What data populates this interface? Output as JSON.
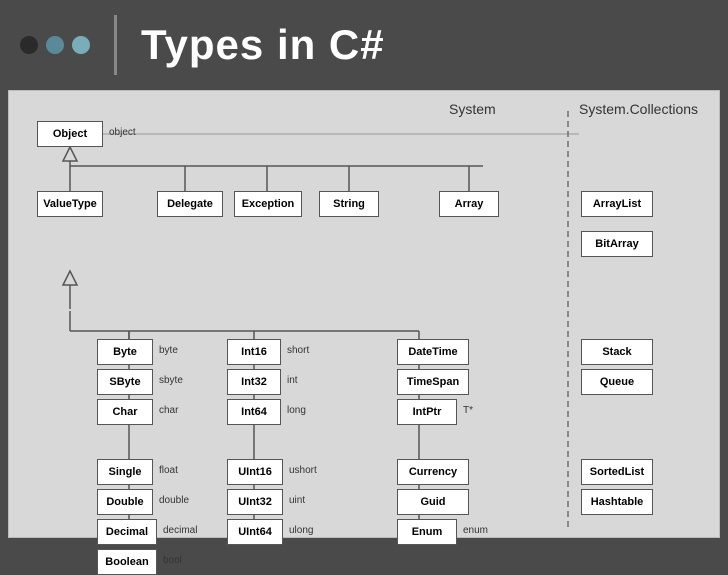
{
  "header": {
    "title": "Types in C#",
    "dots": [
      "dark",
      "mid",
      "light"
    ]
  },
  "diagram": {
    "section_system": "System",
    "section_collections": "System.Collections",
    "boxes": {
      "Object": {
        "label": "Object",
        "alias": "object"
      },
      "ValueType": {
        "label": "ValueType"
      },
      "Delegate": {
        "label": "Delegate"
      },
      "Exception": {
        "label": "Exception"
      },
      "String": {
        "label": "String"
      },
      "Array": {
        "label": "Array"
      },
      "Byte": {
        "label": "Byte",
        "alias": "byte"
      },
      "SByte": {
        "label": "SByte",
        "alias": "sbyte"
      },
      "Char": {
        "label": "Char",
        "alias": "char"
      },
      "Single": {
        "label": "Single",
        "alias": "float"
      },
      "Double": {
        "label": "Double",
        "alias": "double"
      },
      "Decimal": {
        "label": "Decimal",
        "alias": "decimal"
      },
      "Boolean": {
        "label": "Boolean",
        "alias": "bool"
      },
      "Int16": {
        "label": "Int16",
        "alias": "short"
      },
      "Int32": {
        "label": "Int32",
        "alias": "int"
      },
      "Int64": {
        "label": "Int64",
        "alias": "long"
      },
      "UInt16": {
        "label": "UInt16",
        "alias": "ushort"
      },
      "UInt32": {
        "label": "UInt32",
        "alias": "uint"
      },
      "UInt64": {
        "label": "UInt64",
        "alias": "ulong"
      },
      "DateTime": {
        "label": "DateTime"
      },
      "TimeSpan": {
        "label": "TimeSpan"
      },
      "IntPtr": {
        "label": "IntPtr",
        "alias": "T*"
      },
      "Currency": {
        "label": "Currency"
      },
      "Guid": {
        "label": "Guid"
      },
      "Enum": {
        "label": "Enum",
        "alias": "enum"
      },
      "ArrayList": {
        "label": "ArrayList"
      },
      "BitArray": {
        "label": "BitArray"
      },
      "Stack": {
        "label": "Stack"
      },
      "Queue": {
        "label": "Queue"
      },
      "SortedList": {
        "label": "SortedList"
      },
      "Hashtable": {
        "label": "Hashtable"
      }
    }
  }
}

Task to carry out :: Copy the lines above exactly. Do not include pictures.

Response for this exercise ::
What data populates this interface? Output as JSON.
{
  "header": {
    "title": "Types in C#",
    "dots": [
      "dark",
      "mid",
      "light"
    ]
  },
  "diagram": {
    "section_system": "System",
    "section_collections": "System.Collections",
    "boxes": {
      "Object": {
        "label": "Object",
        "alias": "object"
      },
      "ValueType": {
        "label": "ValueType"
      },
      "Delegate": {
        "label": "Delegate"
      },
      "Exception": {
        "label": "Exception"
      },
      "String": {
        "label": "String"
      },
      "Array": {
        "label": "Array"
      },
      "Byte": {
        "label": "Byte",
        "alias": "byte"
      },
      "SByte": {
        "label": "SByte",
        "alias": "sbyte"
      },
      "Char": {
        "label": "Char",
        "alias": "char"
      },
      "Single": {
        "label": "Single",
        "alias": "float"
      },
      "Double": {
        "label": "Double",
        "alias": "double"
      },
      "Decimal": {
        "label": "Decimal",
        "alias": "decimal"
      },
      "Boolean": {
        "label": "Boolean",
        "alias": "bool"
      },
      "Int16": {
        "label": "Int16",
        "alias": "short"
      },
      "Int32": {
        "label": "Int32",
        "alias": "int"
      },
      "Int64": {
        "label": "Int64",
        "alias": "long"
      },
      "UInt16": {
        "label": "UInt16",
        "alias": "ushort"
      },
      "UInt32": {
        "label": "UInt32",
        "alias": "uint"
      },
      "UInt64": {
        "label": "UInt64",
        "alias": "ulong"
      },
      "DateTime": {
        "label": "DateTime"
      },
      "TimeSpan": {
        "label": "TimeSpan"
      },
      "IntPtr": {
        "label": "IntPtr",
        "alias": "T*"
      },
      "Currency": {
        "label": "Currency"
      },
      "Guid": {
        "label": "Guid"
      },
      "Enum": {
        "label": "Enum",
        "alias": "enum"
      },
      "ArrayList": {
        "label": "ArrayList"
      },
      "BitArray": {
        "label": "BitArray"
      },
      "Stack": {
        "label": "Stack"
      },
      "Queue": {
        "label": "Queue"
      },
      "SortedList": {
        "label": "SortedList"
      },
      "Hashtable": {
        "label": "Hashtable"
      }
    }
  }
}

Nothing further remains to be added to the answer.